§ **REQUIREMENT**
Pick out the lines below that contain the string "this" and copy them all.

-- DATA follows --

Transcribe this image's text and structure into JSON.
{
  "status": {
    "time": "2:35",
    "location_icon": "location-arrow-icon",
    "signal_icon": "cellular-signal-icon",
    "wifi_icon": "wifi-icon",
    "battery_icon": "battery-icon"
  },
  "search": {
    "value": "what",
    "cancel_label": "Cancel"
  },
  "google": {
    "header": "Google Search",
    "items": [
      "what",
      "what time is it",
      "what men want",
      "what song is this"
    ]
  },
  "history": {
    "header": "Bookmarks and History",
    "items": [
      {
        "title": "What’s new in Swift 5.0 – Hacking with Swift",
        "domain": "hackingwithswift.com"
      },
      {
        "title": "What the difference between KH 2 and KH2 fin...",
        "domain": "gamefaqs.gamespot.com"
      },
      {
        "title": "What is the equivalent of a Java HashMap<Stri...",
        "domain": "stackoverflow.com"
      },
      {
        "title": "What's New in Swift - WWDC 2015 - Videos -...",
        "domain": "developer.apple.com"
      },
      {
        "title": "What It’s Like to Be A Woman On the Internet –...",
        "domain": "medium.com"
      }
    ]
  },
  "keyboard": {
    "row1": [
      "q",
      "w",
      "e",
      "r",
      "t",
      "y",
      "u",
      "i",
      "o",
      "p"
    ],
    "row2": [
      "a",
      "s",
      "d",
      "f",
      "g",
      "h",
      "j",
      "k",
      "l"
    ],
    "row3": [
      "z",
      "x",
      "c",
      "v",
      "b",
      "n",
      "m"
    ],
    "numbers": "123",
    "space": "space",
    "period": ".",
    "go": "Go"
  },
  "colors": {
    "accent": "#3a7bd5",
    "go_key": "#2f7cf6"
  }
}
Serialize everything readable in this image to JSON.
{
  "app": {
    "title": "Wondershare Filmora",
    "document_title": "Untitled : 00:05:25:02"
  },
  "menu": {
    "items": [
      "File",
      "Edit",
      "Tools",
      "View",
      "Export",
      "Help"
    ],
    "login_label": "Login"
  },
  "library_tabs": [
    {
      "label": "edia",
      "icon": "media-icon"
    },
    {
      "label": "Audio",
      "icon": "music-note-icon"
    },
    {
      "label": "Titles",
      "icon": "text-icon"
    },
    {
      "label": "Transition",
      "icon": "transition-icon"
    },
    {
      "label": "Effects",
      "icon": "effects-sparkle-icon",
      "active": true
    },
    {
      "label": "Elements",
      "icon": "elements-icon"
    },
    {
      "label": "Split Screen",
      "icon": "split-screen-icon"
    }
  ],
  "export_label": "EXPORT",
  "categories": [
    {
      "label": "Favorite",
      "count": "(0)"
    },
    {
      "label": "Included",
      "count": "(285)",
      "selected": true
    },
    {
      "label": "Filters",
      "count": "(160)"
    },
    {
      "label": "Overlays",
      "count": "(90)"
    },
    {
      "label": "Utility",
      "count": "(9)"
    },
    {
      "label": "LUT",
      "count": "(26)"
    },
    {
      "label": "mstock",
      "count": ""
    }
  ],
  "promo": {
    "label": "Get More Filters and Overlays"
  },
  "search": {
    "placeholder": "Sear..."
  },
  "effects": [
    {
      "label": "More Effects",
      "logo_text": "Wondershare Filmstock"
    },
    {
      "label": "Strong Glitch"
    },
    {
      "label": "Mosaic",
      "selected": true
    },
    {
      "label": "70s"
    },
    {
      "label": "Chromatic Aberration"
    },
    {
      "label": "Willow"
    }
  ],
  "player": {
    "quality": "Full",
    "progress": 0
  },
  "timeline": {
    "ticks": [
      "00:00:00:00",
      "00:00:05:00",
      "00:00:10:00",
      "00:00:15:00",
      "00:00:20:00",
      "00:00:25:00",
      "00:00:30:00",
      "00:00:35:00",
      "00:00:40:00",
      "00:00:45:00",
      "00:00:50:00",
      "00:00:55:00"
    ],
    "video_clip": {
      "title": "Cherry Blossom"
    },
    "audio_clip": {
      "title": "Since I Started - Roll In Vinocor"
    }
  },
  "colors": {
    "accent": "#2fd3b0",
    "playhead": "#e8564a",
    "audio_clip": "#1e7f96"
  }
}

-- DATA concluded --

§ **ANSWER BELOW**
Transcribe this image's text and structure into JSON.
      "what song is this"
Serialize everything readable in this image to JSON.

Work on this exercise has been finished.